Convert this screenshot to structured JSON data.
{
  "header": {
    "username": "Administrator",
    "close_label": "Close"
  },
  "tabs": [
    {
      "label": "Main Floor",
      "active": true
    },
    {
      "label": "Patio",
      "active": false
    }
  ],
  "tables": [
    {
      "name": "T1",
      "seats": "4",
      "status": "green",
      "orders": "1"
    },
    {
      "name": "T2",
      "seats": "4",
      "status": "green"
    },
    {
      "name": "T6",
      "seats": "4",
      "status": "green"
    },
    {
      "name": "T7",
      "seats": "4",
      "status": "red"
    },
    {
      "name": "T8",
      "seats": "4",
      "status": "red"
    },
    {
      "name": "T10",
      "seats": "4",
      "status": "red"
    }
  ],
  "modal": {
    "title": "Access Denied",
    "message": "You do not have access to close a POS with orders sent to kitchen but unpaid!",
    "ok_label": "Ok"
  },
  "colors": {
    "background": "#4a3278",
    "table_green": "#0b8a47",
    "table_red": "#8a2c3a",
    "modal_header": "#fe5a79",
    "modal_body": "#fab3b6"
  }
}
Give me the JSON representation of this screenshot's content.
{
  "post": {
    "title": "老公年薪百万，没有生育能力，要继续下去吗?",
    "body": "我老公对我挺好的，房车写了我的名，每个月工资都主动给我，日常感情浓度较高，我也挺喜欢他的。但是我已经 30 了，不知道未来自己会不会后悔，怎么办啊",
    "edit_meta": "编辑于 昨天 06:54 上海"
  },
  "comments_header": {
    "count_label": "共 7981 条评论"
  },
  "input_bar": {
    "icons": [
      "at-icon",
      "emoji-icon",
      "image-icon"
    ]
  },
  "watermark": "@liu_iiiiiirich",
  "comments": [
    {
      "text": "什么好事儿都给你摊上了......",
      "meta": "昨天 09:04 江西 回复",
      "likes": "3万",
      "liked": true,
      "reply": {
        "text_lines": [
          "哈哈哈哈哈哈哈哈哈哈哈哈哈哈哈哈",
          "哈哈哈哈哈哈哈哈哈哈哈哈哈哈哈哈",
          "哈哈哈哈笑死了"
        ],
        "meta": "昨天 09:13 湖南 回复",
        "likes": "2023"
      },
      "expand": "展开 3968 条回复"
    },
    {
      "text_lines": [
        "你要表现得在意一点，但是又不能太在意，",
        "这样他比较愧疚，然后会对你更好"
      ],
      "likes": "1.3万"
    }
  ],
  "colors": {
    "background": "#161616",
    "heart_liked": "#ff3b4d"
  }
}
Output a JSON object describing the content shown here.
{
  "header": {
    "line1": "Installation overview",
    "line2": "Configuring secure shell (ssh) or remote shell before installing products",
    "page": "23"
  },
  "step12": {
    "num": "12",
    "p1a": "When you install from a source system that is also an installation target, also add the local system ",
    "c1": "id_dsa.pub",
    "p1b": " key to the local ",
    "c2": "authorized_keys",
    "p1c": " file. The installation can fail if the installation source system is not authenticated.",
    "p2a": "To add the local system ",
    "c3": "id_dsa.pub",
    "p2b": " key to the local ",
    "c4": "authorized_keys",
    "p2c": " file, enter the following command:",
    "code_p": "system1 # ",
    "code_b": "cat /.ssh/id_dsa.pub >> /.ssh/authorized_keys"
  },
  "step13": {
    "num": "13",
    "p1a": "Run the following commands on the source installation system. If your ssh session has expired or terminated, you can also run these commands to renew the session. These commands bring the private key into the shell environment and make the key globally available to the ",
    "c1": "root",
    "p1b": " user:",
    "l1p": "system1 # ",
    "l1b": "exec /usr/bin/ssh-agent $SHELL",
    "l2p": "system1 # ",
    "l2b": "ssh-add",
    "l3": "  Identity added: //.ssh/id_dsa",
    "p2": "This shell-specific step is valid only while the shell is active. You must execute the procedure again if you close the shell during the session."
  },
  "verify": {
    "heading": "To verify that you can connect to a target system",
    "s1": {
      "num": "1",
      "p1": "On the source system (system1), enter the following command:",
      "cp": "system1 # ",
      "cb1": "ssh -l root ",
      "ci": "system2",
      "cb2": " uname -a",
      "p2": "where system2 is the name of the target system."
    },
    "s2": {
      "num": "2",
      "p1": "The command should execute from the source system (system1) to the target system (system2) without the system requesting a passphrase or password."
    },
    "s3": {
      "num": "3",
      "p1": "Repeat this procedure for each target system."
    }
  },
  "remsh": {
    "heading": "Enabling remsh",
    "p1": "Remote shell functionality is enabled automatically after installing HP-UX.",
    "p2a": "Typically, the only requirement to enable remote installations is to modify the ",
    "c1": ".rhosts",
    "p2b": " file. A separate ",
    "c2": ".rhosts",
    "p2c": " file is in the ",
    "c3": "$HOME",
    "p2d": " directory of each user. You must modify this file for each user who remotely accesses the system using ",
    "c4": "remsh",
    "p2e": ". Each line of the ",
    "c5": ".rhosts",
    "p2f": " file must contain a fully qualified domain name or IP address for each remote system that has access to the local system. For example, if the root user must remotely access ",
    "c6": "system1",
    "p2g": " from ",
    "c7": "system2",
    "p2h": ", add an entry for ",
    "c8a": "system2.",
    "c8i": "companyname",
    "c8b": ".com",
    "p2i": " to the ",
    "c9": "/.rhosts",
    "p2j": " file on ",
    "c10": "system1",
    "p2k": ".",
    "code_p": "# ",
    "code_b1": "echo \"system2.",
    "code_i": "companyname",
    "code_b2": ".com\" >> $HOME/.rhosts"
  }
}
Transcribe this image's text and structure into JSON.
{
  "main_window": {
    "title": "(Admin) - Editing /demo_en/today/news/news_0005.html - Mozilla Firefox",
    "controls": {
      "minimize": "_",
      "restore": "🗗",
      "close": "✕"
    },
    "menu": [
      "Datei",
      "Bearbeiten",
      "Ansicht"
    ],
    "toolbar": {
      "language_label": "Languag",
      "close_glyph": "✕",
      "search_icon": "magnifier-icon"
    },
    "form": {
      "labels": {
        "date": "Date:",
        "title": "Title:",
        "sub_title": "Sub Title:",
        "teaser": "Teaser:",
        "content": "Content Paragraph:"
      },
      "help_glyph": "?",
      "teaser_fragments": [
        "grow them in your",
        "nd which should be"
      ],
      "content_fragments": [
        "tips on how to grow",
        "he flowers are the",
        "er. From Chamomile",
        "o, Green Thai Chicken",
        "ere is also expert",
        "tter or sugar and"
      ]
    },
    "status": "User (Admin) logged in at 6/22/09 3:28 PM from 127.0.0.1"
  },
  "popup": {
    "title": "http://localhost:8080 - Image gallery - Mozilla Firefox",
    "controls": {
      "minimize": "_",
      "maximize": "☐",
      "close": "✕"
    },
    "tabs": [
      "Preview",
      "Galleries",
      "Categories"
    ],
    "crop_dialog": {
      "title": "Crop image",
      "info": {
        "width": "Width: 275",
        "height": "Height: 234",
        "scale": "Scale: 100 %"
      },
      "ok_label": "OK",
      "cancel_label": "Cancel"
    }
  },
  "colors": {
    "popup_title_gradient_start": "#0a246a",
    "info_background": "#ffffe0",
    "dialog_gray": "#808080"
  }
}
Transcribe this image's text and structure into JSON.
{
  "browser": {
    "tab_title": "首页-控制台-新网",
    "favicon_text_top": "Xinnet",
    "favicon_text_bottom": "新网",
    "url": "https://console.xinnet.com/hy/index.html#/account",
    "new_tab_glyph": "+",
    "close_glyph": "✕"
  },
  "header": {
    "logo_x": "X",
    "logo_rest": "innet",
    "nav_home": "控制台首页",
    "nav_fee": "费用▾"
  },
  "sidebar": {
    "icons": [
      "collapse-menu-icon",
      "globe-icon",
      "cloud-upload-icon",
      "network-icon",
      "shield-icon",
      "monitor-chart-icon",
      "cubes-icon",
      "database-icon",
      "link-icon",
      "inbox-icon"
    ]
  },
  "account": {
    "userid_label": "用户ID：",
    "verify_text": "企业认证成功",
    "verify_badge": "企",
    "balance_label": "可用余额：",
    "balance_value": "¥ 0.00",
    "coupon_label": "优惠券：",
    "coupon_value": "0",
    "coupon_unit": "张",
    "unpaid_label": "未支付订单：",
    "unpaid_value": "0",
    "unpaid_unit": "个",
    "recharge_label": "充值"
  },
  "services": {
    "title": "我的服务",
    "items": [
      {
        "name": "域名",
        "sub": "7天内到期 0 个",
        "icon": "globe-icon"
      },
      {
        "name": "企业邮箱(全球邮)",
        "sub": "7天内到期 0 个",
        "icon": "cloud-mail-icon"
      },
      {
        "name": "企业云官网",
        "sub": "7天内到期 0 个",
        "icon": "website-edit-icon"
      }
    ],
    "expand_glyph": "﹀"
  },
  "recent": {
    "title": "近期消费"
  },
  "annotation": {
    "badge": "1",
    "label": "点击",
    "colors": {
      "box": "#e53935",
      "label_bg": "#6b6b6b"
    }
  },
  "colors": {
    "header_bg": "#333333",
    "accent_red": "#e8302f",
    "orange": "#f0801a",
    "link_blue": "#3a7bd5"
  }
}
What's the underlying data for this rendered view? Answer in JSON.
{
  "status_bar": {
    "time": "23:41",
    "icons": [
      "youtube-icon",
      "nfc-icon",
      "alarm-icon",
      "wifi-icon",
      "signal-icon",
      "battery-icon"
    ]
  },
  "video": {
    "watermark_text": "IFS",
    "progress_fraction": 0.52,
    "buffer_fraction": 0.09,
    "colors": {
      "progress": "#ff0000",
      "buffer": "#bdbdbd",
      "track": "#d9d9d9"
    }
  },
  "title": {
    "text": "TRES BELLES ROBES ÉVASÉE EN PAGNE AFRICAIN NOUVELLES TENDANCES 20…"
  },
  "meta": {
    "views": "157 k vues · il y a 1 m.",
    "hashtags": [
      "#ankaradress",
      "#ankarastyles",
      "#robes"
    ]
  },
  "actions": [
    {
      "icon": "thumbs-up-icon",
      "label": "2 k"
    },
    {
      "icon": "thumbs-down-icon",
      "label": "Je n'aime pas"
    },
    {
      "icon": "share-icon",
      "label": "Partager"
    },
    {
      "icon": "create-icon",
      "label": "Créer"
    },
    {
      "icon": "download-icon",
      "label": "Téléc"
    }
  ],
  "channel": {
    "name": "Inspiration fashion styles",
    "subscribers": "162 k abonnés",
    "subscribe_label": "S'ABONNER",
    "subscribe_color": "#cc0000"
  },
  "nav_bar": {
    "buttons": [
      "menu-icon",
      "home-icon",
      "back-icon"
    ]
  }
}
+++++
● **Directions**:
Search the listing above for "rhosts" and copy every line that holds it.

● **Response below**:
    "c1": ".rhosts",
    "c2": ".rhosts",
    "c5": ".rhosts",
    "c9": "/.rhosts",
    "code_b2": ".com\" >> $HOME/.rhosts"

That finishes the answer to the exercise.